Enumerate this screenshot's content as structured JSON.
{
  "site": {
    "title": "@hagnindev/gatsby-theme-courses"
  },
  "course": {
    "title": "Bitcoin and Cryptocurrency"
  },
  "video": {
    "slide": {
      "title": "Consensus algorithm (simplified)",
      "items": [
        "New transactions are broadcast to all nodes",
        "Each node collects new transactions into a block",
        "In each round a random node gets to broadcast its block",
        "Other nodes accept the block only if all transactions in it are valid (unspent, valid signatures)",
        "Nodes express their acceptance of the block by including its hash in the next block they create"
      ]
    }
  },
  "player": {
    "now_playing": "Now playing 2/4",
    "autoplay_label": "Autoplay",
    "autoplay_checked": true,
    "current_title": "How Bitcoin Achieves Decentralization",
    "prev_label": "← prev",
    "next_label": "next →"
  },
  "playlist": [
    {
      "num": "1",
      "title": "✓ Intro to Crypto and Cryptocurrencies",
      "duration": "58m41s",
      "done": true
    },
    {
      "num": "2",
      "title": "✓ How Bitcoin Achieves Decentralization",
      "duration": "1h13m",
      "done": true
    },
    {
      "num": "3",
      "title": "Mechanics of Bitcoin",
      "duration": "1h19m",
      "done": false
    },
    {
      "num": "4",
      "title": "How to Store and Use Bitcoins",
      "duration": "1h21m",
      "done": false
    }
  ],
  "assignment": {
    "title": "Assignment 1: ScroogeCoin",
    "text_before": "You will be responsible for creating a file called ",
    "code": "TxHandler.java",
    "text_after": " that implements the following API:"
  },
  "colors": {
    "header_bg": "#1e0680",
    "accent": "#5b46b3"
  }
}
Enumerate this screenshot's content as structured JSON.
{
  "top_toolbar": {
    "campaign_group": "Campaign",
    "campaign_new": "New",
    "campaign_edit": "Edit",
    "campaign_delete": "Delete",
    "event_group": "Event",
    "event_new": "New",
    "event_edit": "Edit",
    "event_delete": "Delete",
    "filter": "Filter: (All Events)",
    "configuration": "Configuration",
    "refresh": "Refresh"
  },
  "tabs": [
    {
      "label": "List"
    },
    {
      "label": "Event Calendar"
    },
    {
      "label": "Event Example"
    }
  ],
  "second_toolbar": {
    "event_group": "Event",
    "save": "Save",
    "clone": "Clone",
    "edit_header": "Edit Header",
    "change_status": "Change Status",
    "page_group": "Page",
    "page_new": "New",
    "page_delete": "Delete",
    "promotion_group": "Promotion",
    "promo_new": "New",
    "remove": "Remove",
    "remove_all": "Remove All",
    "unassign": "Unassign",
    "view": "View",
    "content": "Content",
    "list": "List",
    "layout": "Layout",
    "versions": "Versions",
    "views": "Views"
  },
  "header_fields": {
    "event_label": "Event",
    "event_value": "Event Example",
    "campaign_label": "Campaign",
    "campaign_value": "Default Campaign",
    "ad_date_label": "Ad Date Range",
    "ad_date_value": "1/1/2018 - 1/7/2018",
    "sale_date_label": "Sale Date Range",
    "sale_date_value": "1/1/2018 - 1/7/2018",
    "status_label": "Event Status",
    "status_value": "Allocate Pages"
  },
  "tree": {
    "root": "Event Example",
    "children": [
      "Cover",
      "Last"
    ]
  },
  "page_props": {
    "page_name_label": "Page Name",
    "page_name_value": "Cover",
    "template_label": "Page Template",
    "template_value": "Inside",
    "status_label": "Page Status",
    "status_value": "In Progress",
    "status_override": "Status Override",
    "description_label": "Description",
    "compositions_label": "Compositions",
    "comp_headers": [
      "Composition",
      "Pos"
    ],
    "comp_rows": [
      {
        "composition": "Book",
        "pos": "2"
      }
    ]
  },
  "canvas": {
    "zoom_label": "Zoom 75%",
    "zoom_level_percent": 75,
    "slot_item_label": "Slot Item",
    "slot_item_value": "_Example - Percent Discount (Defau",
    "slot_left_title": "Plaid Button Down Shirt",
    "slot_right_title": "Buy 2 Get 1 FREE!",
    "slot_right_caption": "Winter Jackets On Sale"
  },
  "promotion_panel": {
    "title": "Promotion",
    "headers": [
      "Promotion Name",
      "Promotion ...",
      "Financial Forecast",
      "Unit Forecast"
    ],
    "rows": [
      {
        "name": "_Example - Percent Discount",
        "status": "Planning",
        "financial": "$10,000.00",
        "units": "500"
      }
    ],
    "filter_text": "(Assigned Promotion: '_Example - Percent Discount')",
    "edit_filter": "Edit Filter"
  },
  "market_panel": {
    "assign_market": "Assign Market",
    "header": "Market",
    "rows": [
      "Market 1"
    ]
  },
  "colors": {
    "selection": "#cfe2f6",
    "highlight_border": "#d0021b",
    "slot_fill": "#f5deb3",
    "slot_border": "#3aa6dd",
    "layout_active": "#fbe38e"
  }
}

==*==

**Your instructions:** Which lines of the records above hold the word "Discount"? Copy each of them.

**Written reply:**
    "slot_item_value": "_Example - Percent Discount (Defau",
        "name": "_Example - Percent Discount",
    "filter_text": "(Assigned Promotion: '_Example - Percent Discount')",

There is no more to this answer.